The finishing exterior touches are going on 220 Central Park South, Robert A. M. Stern Architects’ tallest project in New York City. The 67-story residential tower contains 593,000 square feet of newly built space and stands 950 feet tall above Central Park South. The classically inspired, pre-war evocative skyscraper is clearly visible from Columbus Circle and the southern end of Central Park. SLCE Architects is the executive architect, the interiors are being designed by Thierry W. Despont, and Vornado Realty Trust is the developer of the $1.4 billion dollar development. The firm is expecting a projected $3.4 billion sellout.
Construction on 220 Central Park South is starting to wrap up, as the exterior mechanical elevator is finally being disassembled. The 67-story residential tower will contain 593,000 square feet of prime real estate, and stands 950 feet tall above Midtown and Central Park South. Robert A. M. Stern Architects is the lead architect while SLCE Architects is the executive architect. Vornado Realty Trust is the developer of the nearly $3.4 billion dollar project. Interiors are being designed by Thierry W. Despont.
A record-shattering $238 million purchase of a Manhattan penthouse at 220 Central Park South came at the hands of billionaire and Citadel hedge fund founder Ken Griffin. The sale of the 24,000 square foot apartment makes it the highest-priced home ever sold in the United States. The four-story residence is part of a 66-floor near-supertall development by Vornado Realty Trust, and has 16 bedrooms, 17 bathrooms, five balconies, and a terrace facing Central Park.

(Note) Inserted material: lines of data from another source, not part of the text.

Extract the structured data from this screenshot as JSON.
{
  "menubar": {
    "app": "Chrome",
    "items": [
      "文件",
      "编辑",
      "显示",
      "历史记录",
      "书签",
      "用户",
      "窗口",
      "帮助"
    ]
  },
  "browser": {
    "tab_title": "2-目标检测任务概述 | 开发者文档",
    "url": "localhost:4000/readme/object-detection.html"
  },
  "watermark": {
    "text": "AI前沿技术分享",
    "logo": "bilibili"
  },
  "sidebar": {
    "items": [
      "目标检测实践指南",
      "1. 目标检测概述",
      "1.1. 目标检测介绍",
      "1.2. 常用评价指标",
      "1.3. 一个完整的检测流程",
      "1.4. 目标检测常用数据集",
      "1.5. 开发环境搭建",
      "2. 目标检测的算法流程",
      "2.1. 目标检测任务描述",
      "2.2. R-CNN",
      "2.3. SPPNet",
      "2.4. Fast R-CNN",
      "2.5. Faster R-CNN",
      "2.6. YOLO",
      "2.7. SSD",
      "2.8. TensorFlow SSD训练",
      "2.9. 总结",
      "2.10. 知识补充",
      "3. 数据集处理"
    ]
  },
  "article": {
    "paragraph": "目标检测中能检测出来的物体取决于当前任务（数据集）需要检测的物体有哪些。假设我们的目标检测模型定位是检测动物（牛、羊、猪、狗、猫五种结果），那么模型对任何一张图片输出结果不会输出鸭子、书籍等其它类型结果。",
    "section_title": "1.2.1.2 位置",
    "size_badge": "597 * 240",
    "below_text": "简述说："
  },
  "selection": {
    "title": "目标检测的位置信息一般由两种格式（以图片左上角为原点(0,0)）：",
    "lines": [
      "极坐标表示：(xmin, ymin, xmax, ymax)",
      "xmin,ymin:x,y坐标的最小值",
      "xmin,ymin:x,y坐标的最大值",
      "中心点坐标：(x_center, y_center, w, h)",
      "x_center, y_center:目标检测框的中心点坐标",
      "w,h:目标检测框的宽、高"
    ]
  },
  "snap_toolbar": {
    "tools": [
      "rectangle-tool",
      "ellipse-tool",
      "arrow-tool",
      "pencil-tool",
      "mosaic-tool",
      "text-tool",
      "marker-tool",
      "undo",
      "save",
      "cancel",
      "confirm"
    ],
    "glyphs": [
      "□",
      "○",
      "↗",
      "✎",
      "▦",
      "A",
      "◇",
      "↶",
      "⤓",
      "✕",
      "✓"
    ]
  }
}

Back in July, YIMBY reported on plans that were submitted to the Landmarks Preservation Commission for 50 Hudson Street, on the corner of Thomas Street, in Tribeca. Now, we have an update on the design,…

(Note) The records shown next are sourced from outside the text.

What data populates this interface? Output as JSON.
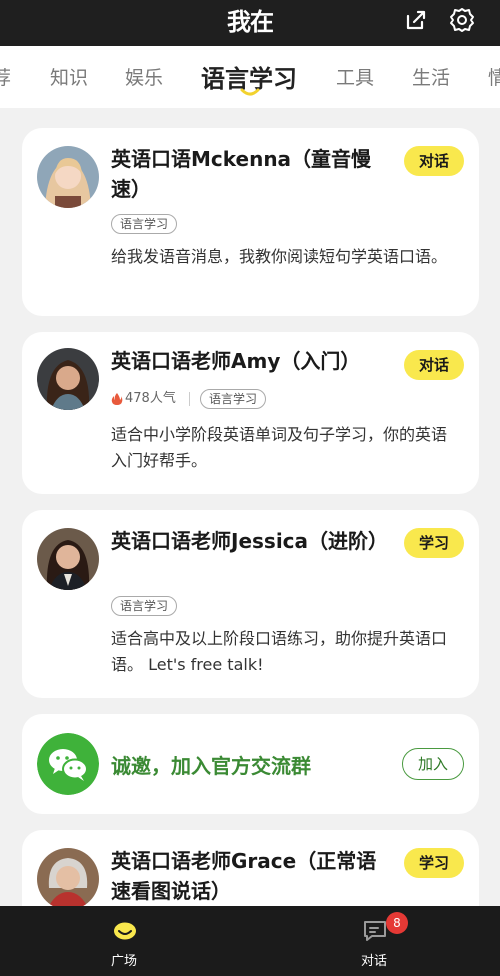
{
  "app": {
    "logo": "我在"
  },
  "tabs": [
    "荐",
    "知识",
    "娱乐",
    "语言学习",
    "工具",
    "生活",
    "情"
  ],
  "active_tab_index": 3,
  "cards": [
    {
      "title": "英语口语Mckenna（童音慢速）",
      "badge": "对话",
      "tag": "语言学习",
      "popularity": "",
      "description": "给我发语音消息，我教你阅读短句学英语口语。"
    },
    {
      "title": "英语口语老师Amy（入门）",
      "badge": "对话",
      "tag": "语言学习",
      "popularity": "478人气",
      "description": "适合中小学阶段英语单词及句子学习，你的英语入门好帮手。"
    },
    {
      "title": "英语口语老师Jessica（进阶）",
      "badge": "学习",
      "tag": "语言学习",
      "popularity": "",
      "description": "适合高中及以上阶段口语练习，助你提升英语口语。 Let's free talk!"
    },
    {
      "title": "英语口语老师Grace（正常语速看图说话）",
      "badge": "学习",
      "tag": "",
      "popularity": "",
      "description": ""
    }
  ],
  "group_card": {
    "text": "诚邀，加入官方交流群",
    "button": "加入"
  },
  "bottom_nav": [
    {
      "label": "广场",
      "icon": "plaza-icon",
      "active": true
    },
    {
      "label": "对话",
      "icon": "chat-icon",
      "active": false,
      "badge": "8"
    }
  ],
  "colors": {
    "accent_yellow": "#f9e84d",
    "wechat_green": "#3fb23a",
    "dark_bar": "#1f1f1f",
    "notification_red": "#e53935"
  }
}
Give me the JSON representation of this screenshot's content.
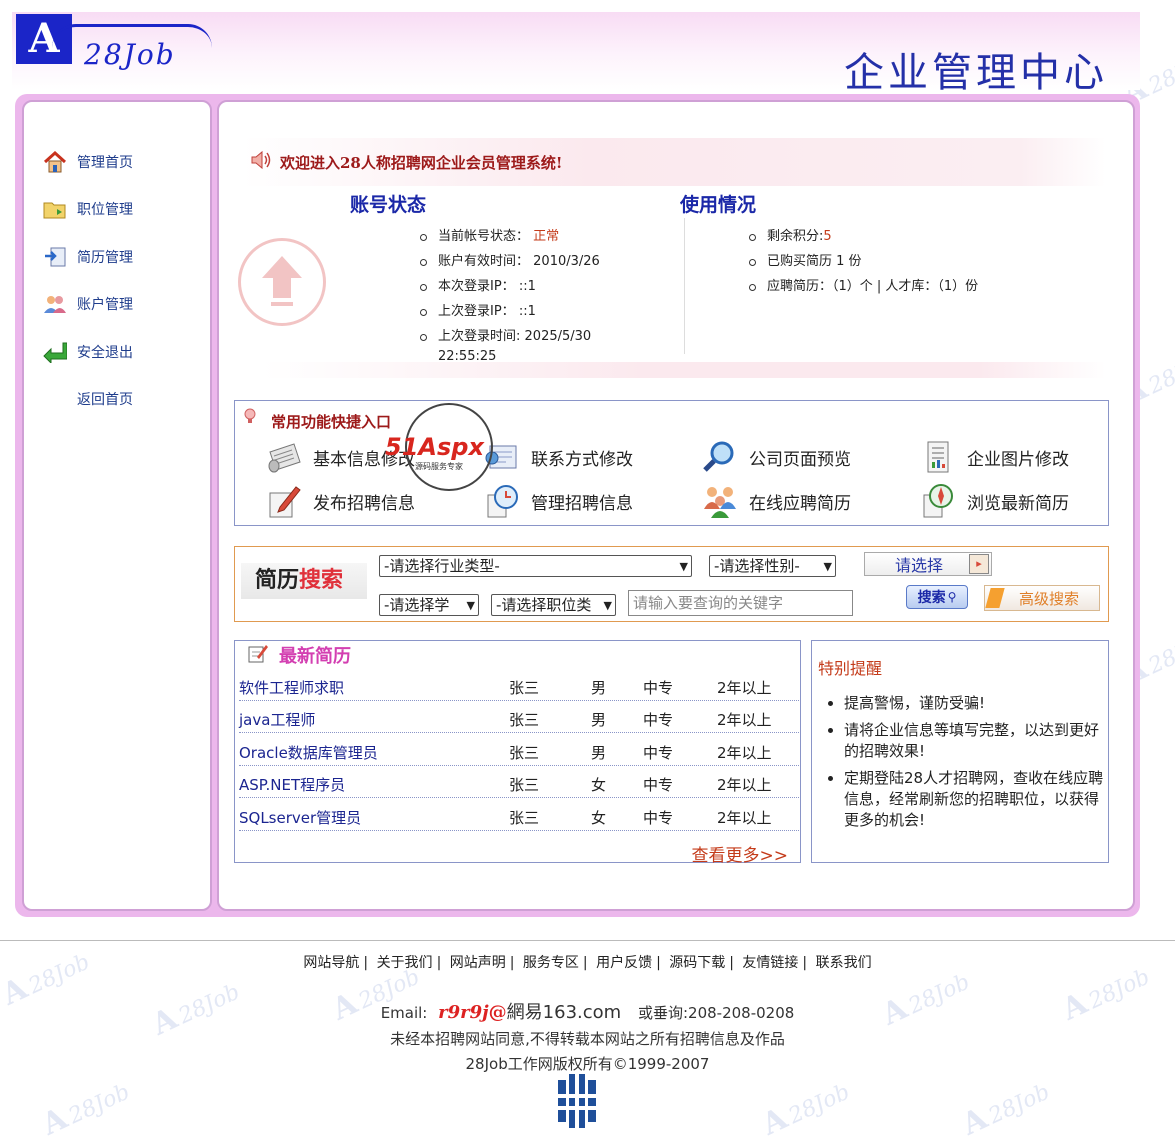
{
  "header": {
    "logo_text": "28Job",
    "title": "企业管理中心"
  },
  "sidebar": {
    "items": [
      {
        "label": "管理首页",
        "icon": "home-icon"
      },
      {
        "label": "职位管理",
        "icon": "folder-icon"
      },
      {
        "label": "简历管理",
        "icon": "resume-icon"
      },
      {
        "label": "账户管理",
        "icon": "users-icon"
      },
      {
        "label": "安全退出",
        "icon": "exit-arrow-icon"
      },
      {
        "label": "返回首页",
        "icon": ""
      }
    ]
  },
  "welcome": {
    "text": "欢迎进入28人称招聘网企业会员管理系统!"
  },
  "account": {
    "title": "账号状态",
    "status_label": "当前帐号状态：",
    "status_value": "正常",
    "valid_label": "账户有效时间：",
    "valid_value": "2010/3/26",
    "this_ip_label": "本次登录IP：",
    "this_ip_value": "::1",
    "last_ip_label": "上次登录IP：",
    "last_ip_value": "::1",
    "last_time_label": "上次登录时间:",
    "last_time_value": "2025/5/30",
    "last_time_value2": "22:55:25"
  },
  "usage": {
    "title": "使用情况",
    "points_label": "剩余积分:",
    "points_value": "5",
    "bought": "已购买简历 1 份",
    "applied": "应聘简历：（1）个 | 人才库：（1）份"
  },
  "quick": {
    "title": "常用功能快捷入口",
    "items": [
      {
        "label": "基本信息修改",
        "icon": "newspaper-icon"
      },
      {
        "label": "联系方式修改",
        "icon": "contact-card-icon"
      },
      {
        "label": "公司页面预览",
        "icon": "magnifier-icon"
      },
      {
        "label": "企业图片修改",
        "icon": "document-icon"
      },
      {
        "label": "发布招聘信息",
        "icon": "edit-pen-icon"
      },
      {
        "label": "管理招聘信息",
        "icon": "clock-doc-icon"
      },
      {
        "label": "在线应聘简历",
        "icon": "people-group-icon"
      },
      {
        "label": "浏览最新简历",
        "icon": "compass-doc-icon"
      }
    ],
    "watermark": "51Aspx",
    "watermark_sub": "源码服务专家"
  },
  "search": {
    "title_black": "简历",
    "title_red": "搜索",
    "industry": "-请选择行业类型-",
    "gender": "-请选择性别-",
    "choose": "请选择",
    "edu": "-请选择学",
    "position": "-请选择职位类",
    "keyword_placeholder": "请输入要查询的关键字",
    "search_btn": "搜索",
    "advanced_btn": "高级搜索"
  },
  "resumes": {
    "title": "最新简历",
    "rows": [
      {
        "title": "软件工程师求职",
        "name": "张三",
        "gender": "男",
        "edu": "中专",
        "exp": "2年以上"
      },
      {
        "title": "java工程师",
        "name": "张三",
        "gender": "男",
        "edu": "中专",
        "exp": "2年以上"
      },
      {
        "title": "Oracle数据库管理员",
        "name": "张三",
        "gender": "男",
        "edu": "中专",
        "exp": "2年以上"
      },
      {
        "title": "ASP.NET程序员",
        "name": "张三",
        "gender": "女",
        "edu": "中专",
        "exp": "2年以上"
      },
      {
        "title": "SQLserver管理员",
        "name": "张三",
        "gender": "女",
        "edu": "中专",
        "exp": "2年以上"
      }
    ],
    "more": "查看更多>>"
  },
  "notice": {
    "title": "特别提醒",
    "items": [
      "提高警惕，谨防受骗!",
      "请将企业信息等填写完整，以达到更好的招聘效果!",
      "定期登陆28人才招聘网，查收在线应聘信息，经常刷新您的招聘职位，以获得更多的机会!"
    ]
  },
  "footer": {
    "links": [
      "网站导航",
      "关于我们",
      "网站声明",
      "服务专区",
      "用户反馈",
      "源码下载",
      "友情链接",
      "联系我们"
    ],
    "email_label": "Email:",
    "email_user": "r9r9j",
    "email_at": "@",
    "email_domain": "網易163.com",
    "phone": "或垂询:208-208-0208",
    "notice": "未经本招聘网站同意,不得转载本网站之所有招聘信息及作品",
    "copyright": "28Job工作网版权所有©1999-2007"
  }
}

Yesterday, YIMBY reported on the first renderings to surface for the site at 540-544 Hudson Street, at the corner of Hudson and Charles in the West Village. Today, we have a look at another project a few dozen blocks to the south, at 50 Hudson Street. The site is located in Tribeca on the corner of Thomas Street, and the impending vertical addition will also have to receive Landmarks approval before construction can begin.